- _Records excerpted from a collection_
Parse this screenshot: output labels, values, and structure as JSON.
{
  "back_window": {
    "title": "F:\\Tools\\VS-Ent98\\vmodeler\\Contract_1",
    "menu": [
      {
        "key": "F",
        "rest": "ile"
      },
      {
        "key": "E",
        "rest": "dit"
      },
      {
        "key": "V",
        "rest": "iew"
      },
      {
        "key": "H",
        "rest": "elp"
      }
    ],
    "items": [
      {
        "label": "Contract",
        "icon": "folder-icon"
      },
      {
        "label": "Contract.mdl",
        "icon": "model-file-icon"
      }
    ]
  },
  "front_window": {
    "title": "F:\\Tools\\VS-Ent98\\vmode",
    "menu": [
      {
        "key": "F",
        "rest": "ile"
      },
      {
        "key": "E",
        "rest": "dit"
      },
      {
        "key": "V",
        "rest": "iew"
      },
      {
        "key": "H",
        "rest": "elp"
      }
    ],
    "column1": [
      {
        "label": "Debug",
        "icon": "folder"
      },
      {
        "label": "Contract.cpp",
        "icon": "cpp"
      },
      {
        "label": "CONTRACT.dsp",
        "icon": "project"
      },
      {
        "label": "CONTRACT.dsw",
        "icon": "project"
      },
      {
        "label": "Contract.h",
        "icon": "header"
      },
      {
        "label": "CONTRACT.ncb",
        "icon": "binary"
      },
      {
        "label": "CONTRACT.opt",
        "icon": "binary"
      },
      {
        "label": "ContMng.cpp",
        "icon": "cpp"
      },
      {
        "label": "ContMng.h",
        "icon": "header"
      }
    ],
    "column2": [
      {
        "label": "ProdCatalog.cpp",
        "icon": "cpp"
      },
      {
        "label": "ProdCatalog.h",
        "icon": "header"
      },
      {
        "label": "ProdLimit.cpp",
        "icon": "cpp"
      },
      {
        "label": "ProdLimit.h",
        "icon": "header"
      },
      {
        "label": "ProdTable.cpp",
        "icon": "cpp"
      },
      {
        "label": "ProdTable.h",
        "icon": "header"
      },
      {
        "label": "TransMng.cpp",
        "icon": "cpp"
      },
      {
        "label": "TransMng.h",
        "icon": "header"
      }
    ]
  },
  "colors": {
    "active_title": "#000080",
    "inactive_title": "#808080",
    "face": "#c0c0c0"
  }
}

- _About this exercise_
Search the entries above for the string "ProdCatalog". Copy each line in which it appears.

- _Solution_
        "label": "ProdCatalog.cpp",
        "label": "ProdCatalog.h",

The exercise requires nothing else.